*EXTRACTED DATA:*
####################

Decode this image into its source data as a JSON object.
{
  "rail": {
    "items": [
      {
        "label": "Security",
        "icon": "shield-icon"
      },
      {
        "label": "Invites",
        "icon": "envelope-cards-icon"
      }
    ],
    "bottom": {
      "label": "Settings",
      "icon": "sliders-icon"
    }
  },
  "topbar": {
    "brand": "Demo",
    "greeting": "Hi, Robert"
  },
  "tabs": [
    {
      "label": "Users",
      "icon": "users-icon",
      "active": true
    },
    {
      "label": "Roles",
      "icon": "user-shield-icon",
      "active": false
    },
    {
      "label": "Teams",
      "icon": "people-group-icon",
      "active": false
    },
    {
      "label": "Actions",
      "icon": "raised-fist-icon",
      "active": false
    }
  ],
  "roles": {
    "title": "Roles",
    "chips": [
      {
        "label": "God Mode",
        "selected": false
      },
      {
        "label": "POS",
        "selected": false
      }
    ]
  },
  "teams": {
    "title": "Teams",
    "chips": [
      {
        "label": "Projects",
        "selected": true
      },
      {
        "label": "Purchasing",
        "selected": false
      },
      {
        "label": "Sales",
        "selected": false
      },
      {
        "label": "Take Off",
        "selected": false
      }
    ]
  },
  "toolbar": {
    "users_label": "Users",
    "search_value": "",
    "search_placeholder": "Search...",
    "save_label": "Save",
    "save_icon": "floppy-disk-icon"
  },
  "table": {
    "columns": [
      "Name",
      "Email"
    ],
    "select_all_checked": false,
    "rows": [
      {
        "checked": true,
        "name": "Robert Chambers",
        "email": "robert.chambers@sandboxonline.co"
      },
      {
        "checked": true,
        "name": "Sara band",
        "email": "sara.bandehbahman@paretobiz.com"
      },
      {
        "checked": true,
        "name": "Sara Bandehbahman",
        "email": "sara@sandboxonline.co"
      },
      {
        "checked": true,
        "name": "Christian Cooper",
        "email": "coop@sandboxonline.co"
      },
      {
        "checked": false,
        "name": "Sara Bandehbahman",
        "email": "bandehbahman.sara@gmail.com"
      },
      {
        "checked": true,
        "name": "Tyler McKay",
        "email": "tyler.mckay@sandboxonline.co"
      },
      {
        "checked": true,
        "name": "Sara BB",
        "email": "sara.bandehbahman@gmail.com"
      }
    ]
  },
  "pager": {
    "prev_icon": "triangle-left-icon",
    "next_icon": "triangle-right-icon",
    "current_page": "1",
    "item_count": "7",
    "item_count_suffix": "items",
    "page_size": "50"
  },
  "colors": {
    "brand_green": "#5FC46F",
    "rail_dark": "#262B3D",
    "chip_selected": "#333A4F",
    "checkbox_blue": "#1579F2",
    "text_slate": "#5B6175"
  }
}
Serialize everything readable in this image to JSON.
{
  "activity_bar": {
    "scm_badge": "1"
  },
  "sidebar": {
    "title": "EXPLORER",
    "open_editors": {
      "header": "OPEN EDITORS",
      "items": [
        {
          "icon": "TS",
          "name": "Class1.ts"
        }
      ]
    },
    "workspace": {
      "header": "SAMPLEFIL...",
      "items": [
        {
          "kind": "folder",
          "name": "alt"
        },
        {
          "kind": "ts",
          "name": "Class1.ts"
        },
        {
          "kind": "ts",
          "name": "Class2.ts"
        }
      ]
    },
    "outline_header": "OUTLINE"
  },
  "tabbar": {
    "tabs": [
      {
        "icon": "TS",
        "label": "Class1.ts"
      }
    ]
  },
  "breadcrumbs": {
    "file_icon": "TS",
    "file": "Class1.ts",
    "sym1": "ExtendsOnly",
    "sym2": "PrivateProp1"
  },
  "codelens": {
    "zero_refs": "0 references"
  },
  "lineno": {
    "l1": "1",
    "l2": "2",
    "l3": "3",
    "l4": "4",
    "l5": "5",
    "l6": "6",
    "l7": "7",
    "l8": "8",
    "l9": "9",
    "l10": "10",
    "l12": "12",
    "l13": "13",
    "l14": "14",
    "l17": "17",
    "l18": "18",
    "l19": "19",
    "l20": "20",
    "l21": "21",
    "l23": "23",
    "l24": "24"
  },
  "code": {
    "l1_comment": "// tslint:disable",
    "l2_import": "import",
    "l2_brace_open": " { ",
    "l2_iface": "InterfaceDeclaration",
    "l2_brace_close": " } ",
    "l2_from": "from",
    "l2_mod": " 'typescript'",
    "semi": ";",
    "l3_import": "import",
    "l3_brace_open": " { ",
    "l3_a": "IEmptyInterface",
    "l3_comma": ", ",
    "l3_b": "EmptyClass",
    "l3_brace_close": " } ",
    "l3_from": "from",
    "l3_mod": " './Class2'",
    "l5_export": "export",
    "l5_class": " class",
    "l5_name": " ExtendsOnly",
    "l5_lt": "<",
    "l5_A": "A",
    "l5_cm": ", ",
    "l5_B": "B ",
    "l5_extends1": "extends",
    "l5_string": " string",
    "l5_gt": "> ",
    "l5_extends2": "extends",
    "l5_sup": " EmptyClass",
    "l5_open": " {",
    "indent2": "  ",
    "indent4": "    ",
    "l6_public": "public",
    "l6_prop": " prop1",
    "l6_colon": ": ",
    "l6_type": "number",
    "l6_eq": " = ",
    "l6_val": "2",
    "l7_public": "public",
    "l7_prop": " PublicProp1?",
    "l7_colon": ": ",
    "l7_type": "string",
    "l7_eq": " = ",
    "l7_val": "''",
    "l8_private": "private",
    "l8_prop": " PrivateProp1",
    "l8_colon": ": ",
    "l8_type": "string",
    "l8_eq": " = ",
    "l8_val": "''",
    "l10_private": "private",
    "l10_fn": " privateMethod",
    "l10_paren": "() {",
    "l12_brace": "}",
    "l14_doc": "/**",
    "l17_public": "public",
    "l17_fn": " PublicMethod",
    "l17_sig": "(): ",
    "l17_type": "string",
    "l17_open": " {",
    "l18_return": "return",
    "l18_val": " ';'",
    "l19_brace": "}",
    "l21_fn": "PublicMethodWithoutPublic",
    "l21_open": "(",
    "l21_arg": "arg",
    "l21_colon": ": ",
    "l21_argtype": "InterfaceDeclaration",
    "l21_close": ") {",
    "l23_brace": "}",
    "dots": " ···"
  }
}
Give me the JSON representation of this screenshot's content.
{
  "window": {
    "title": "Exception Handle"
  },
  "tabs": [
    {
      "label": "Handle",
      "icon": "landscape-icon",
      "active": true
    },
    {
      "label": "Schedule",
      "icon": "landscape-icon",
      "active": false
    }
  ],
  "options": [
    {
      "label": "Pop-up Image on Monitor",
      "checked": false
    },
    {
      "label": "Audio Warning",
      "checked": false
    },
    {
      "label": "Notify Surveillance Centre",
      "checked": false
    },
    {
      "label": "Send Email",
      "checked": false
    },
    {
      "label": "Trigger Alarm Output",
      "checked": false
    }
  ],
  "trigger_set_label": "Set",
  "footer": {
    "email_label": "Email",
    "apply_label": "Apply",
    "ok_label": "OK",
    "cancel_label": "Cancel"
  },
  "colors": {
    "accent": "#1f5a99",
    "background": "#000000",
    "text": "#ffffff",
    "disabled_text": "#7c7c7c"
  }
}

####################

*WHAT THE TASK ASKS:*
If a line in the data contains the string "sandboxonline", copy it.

*RESULT OF THE EXERCISE:*
        "email": "robert.chambers@sandboxonline.co"
        "email": "sara@sandboxonline.co"
        "email": "coop@sandboxonline.co"
        "email": "tyler.mckay@sandboxonline.co"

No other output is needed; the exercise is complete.